**EXERCISE DIRECTIONS:** Pick every line out of the entries below that holds the string "JSON", and report them.

(Stored items)
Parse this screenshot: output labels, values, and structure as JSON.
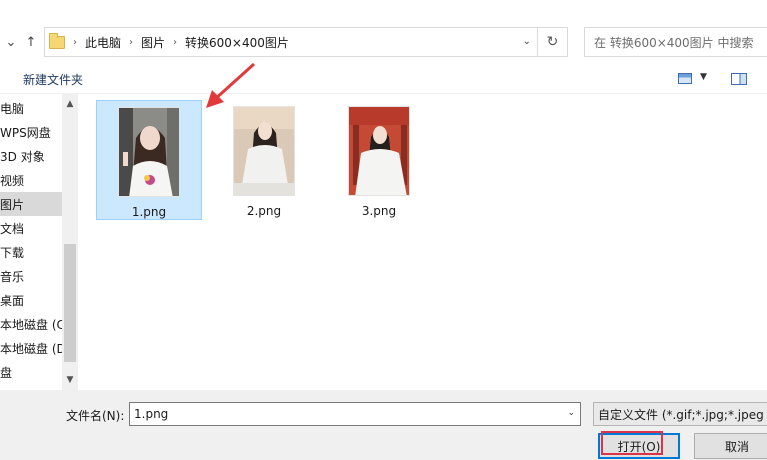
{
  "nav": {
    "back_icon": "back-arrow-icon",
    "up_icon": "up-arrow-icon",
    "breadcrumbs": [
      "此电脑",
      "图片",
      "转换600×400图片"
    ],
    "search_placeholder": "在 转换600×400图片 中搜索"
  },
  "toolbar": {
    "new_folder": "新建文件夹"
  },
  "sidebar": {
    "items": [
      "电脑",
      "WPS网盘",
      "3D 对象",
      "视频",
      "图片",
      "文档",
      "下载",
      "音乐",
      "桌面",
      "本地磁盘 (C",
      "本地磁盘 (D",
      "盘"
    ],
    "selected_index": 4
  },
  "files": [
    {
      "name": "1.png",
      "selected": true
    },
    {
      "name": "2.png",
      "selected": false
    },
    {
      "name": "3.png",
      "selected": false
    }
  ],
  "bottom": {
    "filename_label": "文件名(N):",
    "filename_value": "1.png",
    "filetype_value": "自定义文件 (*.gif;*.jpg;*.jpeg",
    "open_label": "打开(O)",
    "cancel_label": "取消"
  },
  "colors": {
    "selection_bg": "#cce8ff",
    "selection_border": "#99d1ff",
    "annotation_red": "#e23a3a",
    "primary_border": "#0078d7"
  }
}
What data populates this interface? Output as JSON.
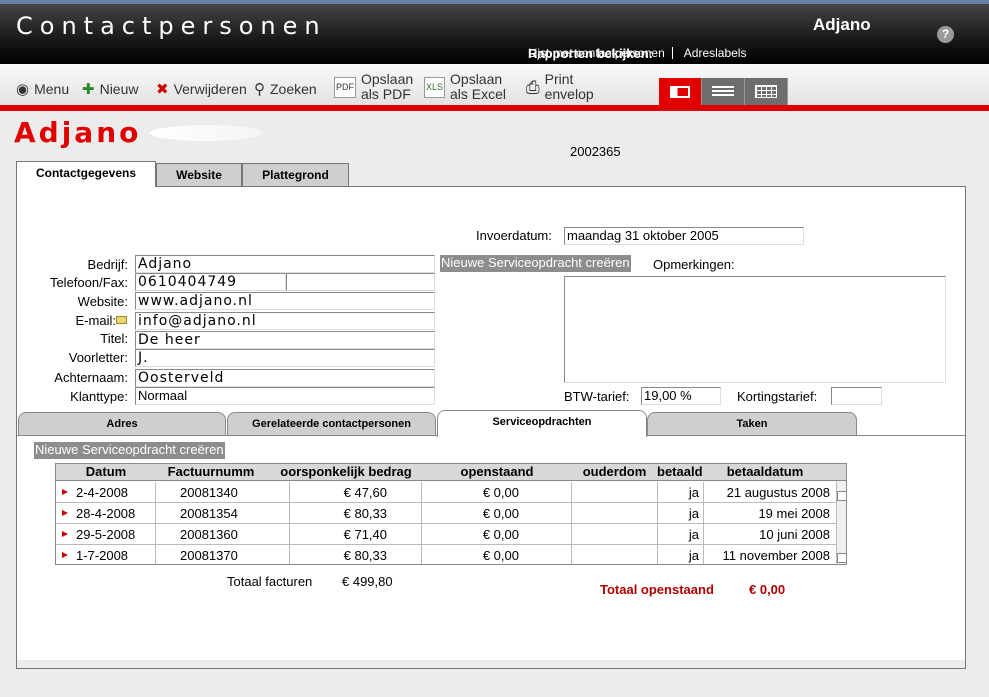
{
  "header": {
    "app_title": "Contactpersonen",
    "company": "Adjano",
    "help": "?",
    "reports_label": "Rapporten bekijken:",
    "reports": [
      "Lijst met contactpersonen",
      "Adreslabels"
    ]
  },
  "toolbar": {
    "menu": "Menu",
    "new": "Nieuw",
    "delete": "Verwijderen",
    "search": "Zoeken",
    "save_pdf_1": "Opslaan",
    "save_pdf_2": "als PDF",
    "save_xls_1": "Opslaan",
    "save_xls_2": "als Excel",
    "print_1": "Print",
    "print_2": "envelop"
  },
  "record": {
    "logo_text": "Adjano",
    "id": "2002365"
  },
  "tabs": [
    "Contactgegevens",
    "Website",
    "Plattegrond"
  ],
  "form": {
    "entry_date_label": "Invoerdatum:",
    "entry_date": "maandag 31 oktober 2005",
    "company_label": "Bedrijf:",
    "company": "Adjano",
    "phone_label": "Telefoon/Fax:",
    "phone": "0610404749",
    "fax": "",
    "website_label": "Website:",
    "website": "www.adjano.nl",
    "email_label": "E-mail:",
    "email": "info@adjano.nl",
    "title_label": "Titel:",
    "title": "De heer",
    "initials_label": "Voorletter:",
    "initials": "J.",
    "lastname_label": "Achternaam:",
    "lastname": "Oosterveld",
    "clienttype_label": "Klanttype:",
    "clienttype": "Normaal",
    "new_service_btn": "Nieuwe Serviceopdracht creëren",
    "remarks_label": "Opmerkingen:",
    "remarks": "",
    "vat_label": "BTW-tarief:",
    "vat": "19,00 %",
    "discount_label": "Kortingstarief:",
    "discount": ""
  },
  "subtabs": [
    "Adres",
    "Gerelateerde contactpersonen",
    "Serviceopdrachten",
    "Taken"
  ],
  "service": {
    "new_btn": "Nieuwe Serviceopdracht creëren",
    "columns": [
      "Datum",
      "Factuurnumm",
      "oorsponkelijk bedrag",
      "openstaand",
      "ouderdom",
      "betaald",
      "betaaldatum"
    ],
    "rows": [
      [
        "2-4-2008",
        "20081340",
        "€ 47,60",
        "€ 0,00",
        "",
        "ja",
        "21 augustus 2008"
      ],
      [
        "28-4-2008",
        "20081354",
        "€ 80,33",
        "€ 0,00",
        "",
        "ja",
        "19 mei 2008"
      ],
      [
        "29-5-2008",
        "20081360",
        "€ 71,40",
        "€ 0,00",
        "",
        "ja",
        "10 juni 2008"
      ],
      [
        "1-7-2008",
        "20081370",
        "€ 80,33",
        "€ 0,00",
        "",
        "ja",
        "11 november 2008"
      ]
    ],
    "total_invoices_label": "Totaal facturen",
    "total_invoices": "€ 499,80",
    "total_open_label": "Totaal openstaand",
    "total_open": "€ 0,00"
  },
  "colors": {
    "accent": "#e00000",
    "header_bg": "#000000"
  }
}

**SOLUTION:**
Parse this screenshot: output labels, values, and structure as JSON.
What data populates this interface? Output as JSON.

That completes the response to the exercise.